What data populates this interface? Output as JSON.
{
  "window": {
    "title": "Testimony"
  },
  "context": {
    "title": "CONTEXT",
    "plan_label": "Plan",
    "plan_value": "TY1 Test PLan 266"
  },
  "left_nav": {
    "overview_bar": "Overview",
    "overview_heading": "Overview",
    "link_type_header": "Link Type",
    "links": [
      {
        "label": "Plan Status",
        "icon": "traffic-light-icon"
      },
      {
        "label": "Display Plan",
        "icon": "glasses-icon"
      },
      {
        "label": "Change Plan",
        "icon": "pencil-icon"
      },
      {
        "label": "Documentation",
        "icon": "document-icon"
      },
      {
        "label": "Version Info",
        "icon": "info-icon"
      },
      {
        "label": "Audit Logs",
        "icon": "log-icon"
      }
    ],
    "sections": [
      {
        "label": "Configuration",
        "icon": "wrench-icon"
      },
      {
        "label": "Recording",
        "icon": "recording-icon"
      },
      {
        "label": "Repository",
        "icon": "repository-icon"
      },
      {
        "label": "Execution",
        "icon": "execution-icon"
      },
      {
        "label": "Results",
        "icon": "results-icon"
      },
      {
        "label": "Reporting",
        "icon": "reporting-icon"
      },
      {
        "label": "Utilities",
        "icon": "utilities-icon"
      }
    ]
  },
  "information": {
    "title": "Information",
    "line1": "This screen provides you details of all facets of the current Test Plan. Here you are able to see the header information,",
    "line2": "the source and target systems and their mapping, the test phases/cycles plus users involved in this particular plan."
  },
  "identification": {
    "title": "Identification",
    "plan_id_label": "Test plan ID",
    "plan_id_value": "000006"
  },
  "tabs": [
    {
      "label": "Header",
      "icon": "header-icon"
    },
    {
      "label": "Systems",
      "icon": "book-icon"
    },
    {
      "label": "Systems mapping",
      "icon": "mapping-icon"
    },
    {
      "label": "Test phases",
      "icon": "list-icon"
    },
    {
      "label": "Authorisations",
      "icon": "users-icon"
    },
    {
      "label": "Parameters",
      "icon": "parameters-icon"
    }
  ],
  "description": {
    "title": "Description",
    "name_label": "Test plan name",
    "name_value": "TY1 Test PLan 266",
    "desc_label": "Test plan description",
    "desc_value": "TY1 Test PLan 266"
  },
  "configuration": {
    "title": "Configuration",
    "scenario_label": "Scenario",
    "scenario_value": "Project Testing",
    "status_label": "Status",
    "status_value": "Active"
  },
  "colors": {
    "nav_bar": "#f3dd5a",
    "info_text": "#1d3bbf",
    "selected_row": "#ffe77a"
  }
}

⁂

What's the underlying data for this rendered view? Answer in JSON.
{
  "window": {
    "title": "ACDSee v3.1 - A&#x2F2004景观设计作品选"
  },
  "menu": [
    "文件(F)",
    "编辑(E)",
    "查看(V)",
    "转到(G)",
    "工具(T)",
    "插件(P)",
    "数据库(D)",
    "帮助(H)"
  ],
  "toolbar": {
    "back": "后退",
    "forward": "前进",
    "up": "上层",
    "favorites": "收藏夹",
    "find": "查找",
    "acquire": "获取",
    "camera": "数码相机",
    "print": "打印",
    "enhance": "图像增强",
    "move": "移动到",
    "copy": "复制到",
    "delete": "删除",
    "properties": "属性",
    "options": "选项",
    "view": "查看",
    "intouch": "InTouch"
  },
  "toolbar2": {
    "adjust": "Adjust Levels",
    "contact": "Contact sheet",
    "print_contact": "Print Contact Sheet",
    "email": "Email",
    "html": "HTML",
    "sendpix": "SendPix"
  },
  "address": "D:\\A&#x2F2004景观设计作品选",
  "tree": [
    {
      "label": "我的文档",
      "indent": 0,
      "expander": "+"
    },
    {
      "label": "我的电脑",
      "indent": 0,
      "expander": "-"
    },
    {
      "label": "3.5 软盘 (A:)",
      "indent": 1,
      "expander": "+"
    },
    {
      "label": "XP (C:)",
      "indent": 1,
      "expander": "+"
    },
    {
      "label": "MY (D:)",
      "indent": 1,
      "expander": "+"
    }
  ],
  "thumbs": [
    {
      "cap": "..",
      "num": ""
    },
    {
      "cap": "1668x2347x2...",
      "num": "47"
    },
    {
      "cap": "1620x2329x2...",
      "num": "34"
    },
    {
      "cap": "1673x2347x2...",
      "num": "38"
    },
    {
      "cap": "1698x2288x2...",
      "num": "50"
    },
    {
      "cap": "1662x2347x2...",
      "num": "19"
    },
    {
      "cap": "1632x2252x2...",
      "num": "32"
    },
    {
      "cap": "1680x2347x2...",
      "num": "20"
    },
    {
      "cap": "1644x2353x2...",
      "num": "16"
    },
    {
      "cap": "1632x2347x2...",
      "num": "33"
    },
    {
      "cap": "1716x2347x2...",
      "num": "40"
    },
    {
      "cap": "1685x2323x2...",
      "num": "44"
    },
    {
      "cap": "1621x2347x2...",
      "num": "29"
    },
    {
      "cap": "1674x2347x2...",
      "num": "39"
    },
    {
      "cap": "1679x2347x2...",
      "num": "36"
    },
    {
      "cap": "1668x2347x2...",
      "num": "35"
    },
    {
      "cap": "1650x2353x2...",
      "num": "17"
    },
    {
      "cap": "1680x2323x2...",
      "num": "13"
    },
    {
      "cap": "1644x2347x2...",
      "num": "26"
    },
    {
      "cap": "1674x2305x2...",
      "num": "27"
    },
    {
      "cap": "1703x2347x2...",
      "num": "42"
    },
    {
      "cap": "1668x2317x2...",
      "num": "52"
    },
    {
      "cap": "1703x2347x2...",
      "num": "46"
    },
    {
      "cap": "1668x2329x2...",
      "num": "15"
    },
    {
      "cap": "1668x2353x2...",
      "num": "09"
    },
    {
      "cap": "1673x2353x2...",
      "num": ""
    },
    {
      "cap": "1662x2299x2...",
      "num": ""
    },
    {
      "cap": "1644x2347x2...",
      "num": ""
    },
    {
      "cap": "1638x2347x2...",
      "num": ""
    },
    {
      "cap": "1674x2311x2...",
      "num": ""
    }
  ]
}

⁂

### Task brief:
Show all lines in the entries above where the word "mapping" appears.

### Solution for this task:
    "line2": "the source and target systems and their mapping, the test phases/cycles plus users involved in this particular plan."
      "label": "Systems mapping",
      "icon": "mapping-icon"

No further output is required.